A separate large-scale 2017 Pew survey on the attitudes of U.S. Muslims found that they tend to have more positive views about the United States than the general population, strongly identify as Americans, and believe in larger percentages than the general U.S. population that global Islamic extremism is a serious problem and that violence against innocent civilians in pursuit of a political cause is always unjustified.
All human beings — all of us — are susceptible to irrational thought, manipulation of our attitudes via propaganda, instinctive distrust of those who are unlike us, and tribal in-group loyalties. Those are embedded in our brains. That’s why we have the duty, principally to ourselves, to constantly test whether our views about the world are grounded in our best efforts to formulate ideas based in reality and reason rather than subjective impulses, which in turn requires that we apply principles consistently rather than selectively.

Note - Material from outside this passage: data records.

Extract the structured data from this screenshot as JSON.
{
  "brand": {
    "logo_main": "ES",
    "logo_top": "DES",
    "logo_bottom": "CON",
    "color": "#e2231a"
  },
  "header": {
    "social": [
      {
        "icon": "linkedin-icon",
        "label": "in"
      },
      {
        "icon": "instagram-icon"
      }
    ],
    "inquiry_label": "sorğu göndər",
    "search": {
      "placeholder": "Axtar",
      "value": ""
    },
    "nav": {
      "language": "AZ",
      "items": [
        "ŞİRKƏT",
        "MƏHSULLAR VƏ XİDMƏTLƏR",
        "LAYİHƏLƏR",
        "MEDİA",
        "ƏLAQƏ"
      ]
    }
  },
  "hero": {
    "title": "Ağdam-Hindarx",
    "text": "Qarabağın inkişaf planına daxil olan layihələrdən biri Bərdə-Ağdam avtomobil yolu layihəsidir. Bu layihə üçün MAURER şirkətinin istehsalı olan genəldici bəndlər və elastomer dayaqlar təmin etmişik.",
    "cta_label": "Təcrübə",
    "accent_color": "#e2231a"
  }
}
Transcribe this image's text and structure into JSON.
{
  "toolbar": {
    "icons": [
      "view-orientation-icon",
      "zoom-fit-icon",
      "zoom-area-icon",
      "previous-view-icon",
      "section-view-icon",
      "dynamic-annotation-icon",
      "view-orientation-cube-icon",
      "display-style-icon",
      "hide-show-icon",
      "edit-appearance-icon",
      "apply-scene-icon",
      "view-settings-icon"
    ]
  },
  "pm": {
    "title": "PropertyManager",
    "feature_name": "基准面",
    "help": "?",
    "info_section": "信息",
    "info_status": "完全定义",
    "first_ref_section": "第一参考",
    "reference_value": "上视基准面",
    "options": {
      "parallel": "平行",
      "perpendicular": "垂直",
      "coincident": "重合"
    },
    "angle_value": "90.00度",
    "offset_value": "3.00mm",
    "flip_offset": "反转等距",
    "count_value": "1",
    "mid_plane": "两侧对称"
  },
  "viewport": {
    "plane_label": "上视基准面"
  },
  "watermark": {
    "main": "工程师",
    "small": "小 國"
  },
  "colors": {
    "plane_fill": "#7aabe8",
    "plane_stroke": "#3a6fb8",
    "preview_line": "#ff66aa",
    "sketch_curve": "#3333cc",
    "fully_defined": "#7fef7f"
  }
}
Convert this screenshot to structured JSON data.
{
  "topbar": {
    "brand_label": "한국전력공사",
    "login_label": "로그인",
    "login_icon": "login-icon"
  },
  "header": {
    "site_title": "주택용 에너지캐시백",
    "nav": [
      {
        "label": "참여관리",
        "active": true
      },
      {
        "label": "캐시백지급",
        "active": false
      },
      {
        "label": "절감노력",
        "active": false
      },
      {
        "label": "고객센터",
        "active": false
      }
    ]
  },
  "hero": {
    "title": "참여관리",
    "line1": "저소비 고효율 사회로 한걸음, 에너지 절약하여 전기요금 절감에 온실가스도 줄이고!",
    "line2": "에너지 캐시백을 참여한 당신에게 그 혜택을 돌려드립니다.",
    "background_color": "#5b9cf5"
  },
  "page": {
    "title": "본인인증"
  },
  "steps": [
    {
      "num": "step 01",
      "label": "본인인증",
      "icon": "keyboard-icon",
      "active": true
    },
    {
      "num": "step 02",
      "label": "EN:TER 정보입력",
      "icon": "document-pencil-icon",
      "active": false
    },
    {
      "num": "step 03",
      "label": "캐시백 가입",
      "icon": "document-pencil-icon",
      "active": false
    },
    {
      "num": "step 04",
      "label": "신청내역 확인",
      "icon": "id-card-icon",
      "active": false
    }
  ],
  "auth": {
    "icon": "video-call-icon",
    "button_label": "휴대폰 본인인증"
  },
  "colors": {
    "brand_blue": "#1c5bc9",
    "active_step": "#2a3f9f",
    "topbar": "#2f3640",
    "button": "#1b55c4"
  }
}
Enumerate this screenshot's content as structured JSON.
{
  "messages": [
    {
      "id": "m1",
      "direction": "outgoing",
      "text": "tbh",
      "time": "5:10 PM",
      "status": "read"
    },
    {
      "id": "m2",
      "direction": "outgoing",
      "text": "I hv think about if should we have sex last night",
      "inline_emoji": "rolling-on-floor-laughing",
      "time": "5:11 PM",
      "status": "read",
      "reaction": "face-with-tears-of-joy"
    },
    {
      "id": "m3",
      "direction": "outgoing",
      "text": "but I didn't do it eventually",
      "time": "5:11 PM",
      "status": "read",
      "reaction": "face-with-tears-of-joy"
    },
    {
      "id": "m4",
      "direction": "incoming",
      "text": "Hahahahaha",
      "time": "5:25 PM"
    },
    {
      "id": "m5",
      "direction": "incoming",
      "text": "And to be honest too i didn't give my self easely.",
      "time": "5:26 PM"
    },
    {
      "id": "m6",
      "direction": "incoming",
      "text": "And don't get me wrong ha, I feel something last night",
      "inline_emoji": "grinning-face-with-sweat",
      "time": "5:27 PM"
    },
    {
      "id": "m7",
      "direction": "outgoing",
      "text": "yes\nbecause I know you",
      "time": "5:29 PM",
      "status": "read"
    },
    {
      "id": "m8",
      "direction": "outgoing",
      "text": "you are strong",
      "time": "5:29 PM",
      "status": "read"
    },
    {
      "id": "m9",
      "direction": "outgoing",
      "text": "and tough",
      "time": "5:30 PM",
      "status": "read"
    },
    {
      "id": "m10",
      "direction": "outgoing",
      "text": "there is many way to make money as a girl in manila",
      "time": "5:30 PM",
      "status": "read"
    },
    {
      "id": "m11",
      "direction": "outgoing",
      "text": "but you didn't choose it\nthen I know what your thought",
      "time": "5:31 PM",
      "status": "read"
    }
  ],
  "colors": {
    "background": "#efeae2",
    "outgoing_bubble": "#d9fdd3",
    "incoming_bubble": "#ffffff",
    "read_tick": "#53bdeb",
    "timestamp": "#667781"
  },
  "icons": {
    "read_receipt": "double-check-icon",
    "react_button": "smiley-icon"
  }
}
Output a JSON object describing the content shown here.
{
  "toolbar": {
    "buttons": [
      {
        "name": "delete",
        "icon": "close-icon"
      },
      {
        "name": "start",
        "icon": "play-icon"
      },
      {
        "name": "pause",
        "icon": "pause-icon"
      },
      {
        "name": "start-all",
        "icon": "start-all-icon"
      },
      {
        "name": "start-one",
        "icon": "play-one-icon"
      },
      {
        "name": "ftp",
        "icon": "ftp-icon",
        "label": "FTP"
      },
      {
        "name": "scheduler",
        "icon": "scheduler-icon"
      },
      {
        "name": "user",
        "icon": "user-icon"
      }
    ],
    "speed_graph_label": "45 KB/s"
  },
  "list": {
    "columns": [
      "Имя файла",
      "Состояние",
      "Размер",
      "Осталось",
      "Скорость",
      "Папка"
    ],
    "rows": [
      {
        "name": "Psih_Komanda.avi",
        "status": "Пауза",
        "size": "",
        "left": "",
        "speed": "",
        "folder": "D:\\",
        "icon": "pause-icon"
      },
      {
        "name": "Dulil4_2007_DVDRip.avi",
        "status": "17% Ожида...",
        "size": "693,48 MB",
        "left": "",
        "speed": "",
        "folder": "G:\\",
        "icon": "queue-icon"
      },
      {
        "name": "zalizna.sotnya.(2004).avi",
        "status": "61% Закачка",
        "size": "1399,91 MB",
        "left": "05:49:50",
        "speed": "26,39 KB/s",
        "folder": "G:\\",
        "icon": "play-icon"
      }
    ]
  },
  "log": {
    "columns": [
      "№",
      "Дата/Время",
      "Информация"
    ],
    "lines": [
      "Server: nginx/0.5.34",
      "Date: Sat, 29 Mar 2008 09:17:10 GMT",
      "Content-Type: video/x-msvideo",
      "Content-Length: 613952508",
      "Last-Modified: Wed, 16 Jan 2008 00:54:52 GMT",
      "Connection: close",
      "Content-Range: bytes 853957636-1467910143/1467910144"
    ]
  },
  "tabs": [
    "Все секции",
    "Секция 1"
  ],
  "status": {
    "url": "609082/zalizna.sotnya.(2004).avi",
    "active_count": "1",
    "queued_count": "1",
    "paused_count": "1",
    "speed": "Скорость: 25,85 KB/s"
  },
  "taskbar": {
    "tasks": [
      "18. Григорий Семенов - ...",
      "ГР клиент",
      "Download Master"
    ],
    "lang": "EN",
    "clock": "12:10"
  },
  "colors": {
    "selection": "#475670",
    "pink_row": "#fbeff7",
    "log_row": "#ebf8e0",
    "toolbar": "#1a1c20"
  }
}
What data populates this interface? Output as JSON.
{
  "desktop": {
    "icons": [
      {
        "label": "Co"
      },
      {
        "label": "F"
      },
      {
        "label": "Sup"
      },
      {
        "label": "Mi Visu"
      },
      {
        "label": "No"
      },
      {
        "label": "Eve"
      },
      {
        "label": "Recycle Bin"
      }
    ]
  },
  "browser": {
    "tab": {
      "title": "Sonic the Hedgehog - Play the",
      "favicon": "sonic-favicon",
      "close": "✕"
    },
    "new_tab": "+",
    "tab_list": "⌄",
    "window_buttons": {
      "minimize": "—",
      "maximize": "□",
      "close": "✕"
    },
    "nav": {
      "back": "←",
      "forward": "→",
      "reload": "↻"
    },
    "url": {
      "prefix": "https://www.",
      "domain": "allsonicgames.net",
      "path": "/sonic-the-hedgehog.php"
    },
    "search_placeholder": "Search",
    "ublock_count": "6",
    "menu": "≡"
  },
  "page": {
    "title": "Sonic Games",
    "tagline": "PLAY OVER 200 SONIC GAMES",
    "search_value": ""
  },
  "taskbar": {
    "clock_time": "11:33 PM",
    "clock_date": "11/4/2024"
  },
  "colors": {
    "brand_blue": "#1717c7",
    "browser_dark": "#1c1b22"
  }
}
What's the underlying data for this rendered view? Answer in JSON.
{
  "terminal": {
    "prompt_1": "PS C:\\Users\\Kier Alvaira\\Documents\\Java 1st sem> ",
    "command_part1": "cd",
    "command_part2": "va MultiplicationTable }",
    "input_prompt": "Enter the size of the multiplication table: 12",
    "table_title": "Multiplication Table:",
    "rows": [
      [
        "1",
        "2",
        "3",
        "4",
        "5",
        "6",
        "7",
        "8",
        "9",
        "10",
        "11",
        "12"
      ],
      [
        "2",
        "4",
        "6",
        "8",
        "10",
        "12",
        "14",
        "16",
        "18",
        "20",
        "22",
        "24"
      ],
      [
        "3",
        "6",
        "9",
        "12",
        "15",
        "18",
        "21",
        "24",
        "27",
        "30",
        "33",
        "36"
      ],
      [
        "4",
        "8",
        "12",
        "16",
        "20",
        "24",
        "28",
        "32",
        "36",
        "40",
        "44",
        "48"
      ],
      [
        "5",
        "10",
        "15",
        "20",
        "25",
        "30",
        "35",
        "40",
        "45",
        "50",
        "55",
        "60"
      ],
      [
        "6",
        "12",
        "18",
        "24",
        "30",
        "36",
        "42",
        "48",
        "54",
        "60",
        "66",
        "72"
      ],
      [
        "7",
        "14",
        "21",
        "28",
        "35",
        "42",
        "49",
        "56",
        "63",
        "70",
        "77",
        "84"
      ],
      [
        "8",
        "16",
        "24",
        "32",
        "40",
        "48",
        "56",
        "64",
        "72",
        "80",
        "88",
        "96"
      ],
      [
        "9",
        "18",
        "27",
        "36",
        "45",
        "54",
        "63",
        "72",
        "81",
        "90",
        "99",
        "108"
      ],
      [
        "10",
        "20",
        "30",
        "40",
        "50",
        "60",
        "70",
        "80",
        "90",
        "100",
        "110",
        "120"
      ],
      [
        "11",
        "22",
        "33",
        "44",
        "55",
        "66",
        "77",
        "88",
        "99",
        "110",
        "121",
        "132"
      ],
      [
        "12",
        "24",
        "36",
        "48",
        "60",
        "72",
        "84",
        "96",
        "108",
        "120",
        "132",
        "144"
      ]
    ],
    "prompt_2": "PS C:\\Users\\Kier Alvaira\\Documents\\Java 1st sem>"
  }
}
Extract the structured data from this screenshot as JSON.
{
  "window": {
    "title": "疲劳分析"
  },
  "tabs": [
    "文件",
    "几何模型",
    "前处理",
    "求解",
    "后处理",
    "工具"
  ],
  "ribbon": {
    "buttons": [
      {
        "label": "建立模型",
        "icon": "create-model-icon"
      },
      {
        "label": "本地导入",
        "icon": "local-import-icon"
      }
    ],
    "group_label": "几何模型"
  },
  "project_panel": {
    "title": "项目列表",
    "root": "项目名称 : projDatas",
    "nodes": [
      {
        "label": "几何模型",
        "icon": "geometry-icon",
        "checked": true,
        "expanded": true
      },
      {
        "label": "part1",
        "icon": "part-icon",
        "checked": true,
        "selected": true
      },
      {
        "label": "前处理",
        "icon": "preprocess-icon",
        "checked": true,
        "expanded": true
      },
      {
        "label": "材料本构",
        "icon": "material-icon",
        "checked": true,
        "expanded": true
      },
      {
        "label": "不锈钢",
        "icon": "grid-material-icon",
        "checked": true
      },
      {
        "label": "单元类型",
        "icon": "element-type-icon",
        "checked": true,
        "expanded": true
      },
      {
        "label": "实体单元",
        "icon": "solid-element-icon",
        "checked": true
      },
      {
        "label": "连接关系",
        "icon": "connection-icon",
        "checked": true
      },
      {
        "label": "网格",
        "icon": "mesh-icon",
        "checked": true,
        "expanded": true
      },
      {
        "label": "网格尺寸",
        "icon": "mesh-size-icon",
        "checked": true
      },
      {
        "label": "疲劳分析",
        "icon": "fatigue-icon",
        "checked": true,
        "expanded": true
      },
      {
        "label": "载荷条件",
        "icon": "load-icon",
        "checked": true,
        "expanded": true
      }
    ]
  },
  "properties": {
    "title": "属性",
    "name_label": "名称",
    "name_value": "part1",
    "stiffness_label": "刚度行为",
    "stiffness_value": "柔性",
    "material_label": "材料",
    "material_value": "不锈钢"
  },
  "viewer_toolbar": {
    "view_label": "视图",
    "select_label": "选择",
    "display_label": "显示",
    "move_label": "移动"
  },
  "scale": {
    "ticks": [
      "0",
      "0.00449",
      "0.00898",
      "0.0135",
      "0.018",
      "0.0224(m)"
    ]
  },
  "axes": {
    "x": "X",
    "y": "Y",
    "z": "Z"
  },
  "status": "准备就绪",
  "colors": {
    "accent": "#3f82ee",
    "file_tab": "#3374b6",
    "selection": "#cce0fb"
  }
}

There are few better ways to ensure that we are doing than than seeking out the smartest and most informed voices whose experiences and worldviews are different than our own and listening with as open a mind as possible to what they have to say. When it comes to the question of civil liberties erosions in the west, as well as the relationship of western Muslims to the societies in which they live, there are few commentators more informed and thoughtful than Yasser Louati, who was born in France and has devoted his work to a defense of civil liberties generally. You can (and I hope will) follow him on Twitter, listen to his English-language podcast Le Breakdown, and watch the 30-minute interview I conducted with him over the weekend concerning the ongoing debates about all of these issues in France.